[Extracted data entries]
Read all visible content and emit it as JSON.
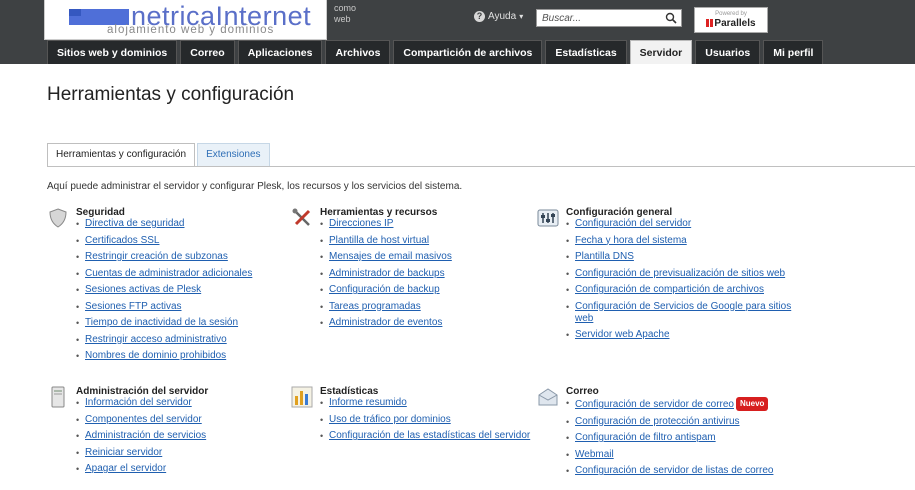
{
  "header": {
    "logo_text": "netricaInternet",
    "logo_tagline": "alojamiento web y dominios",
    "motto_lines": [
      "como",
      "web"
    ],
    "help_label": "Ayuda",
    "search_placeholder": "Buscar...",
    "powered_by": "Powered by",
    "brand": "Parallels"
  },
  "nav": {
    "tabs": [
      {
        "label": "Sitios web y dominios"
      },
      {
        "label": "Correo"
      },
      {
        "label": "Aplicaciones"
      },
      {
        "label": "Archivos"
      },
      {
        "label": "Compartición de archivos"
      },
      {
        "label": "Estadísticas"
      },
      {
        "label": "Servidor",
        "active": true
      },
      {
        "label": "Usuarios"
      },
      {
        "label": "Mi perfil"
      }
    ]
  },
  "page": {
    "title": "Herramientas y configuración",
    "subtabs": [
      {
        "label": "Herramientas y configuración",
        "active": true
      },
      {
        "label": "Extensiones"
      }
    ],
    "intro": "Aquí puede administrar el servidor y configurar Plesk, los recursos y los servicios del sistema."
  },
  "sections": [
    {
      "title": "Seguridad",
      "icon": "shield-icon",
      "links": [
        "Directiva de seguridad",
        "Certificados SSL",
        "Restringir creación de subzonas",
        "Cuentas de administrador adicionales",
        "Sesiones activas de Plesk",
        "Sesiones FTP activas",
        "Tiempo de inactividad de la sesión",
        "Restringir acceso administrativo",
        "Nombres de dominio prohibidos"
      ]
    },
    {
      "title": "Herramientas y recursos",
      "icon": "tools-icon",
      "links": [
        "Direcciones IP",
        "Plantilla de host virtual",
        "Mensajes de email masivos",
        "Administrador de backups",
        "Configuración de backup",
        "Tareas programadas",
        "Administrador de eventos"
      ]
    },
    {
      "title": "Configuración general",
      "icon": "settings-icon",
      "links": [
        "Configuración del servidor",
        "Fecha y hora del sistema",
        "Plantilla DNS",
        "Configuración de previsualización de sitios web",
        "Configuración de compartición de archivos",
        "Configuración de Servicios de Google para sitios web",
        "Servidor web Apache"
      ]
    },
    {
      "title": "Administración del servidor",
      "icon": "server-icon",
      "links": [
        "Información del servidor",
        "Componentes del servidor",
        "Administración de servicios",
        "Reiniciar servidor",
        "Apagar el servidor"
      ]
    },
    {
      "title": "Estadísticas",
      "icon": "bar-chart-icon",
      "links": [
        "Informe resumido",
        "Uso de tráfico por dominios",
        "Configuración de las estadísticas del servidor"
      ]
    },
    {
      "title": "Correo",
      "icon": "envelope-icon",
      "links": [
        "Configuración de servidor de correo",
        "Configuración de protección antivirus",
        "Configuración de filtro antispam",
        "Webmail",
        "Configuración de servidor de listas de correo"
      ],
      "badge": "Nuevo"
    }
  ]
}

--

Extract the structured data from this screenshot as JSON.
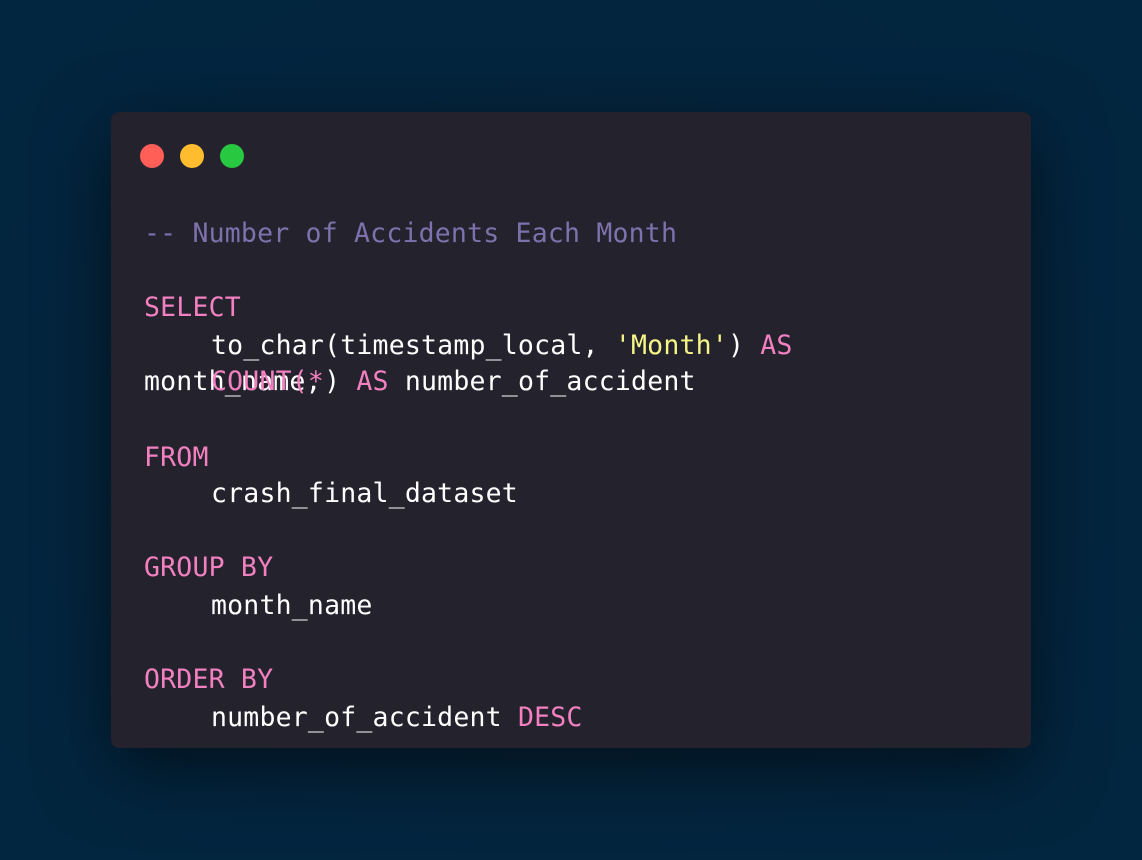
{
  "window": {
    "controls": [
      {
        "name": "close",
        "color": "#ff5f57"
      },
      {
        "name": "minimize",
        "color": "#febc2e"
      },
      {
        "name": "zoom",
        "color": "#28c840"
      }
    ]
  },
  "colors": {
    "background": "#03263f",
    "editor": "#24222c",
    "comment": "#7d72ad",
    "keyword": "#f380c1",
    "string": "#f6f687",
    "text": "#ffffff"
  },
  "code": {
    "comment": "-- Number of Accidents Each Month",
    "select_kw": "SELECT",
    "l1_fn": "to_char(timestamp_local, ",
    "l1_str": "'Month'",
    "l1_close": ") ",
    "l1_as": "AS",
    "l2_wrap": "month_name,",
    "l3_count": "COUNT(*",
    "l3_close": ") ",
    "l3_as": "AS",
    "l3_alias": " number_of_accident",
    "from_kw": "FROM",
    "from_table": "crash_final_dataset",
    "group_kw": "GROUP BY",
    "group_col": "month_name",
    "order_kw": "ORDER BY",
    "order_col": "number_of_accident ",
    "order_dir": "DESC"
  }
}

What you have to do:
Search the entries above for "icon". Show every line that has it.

Solution:
      "icon": "shield-icon",
      "icon": "tools-icon",
      "icon": "settings-icon",
      "icon": "server-icon",
      "icon": "bar-chart-icon",
      "icon": "envelope-icon",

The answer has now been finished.